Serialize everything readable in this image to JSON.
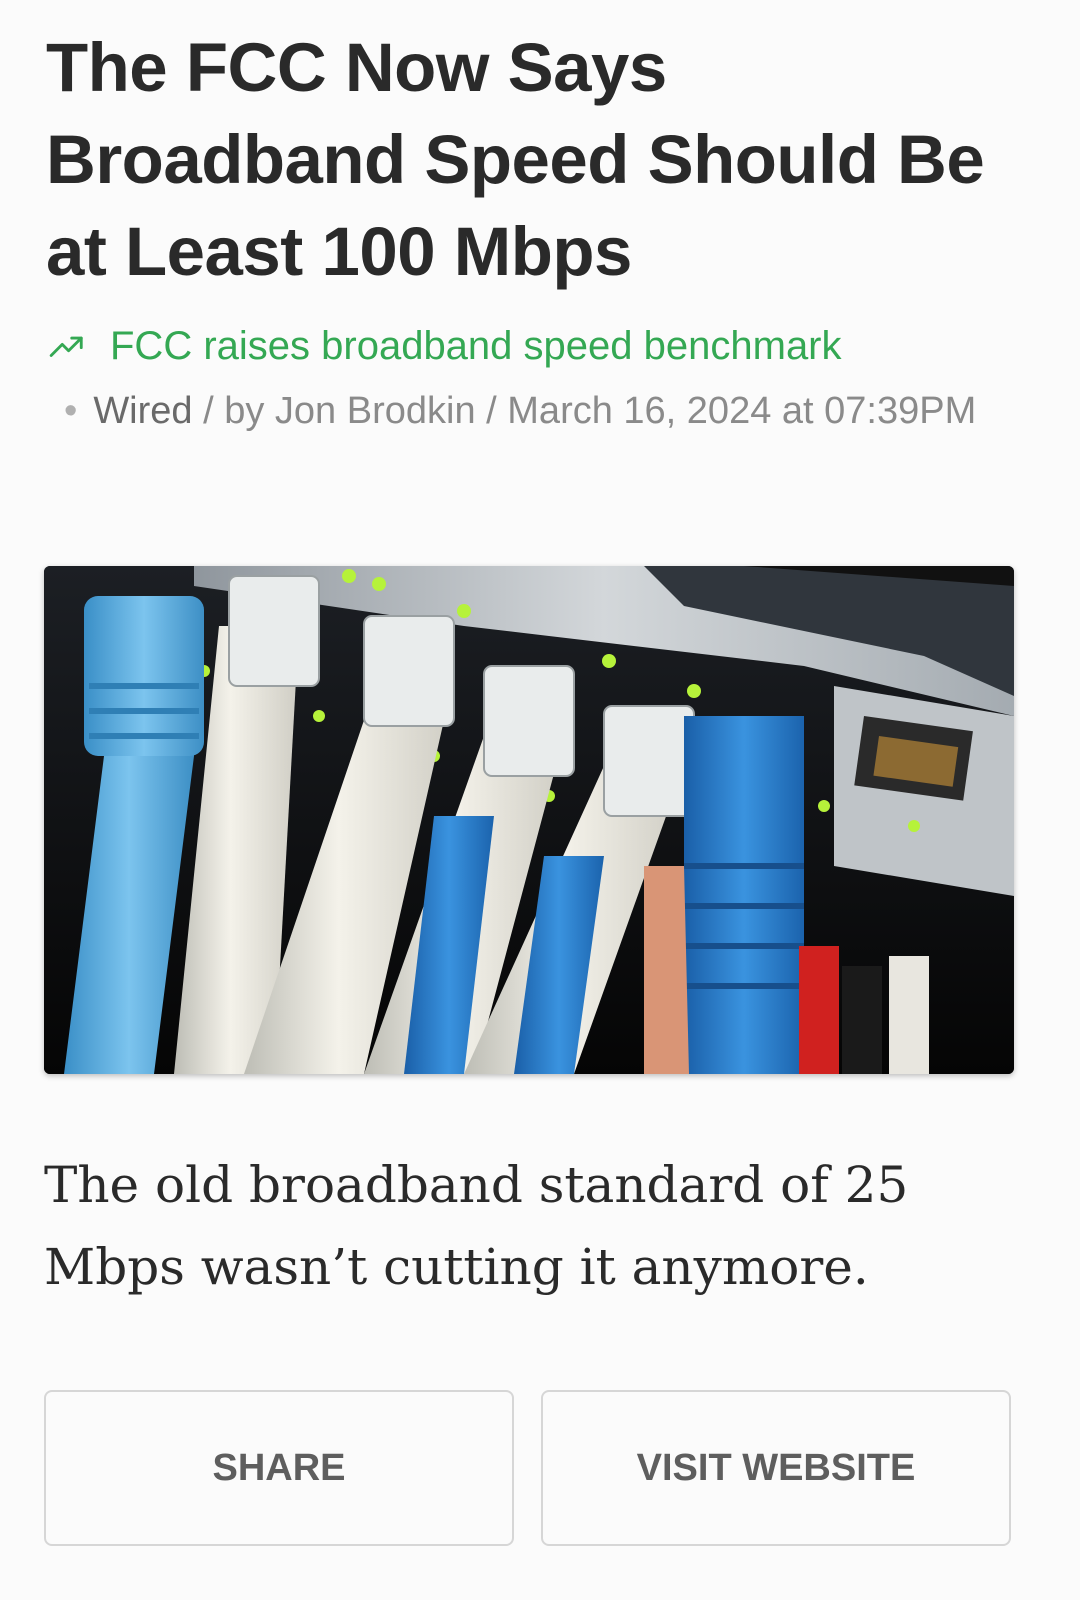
{
  "article": {
    "headline": "The FCC Now Says Broadband Speed Should Be at Least 100 Mbps",
    "topic": {
      "icon": "trending-up-icon",
      "label": "FCC raises broadband speed benchmark",
      "color": "#34a853"
    },
    "meta": {
      "separator": "•",
      "source": "Wired",
      "author_prefix": " / by ",
      "author": "Jon Brodkin",
      "date_prefix": " / ",
      "date": "March 16, 2024 at 07:39PM"
    },
    "image": {
      "subject": "ethernet cables plugged into a network switch"
    },
    "summary": "The old broadband standard of 25 Mbps wasn’t cutting it anymore."
  },
  "actions": {
    "share_label": "SHARE",
    "visit_label": "VISIT WEBSITE"
  }
}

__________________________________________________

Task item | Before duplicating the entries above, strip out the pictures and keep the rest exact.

Result |
Serialize everything readable in this image to JSON.
{
  "article": {
    "headline": "The FCC Now Says Broadband Speed Should Be at Least 100 Mbps",
    "topic": {
      "icon": "trending-up-icon",
      "label": "FCC raises broadband speed benchmark",
      "color": "#34a853"
    },
    "meta": {
      "separator": "•",
      "source": "Wired",
      "author_prefix": " / by ",
      "author": "Jon Brodkin",
      "date_prefix": " / ",
      "date": "March 16, 2024 at 07:39PM"
    },
    "image": {
      "subject": "ethernet cables plugged into a network switch"
    },
    "summary": "The old broadband standard of 25 Mbps wasn’t cutting it anymore."
  },
  "actions": {
    "share_label": "SHARE",
    "visit_label": "VISIT WEBSITE"
  }
}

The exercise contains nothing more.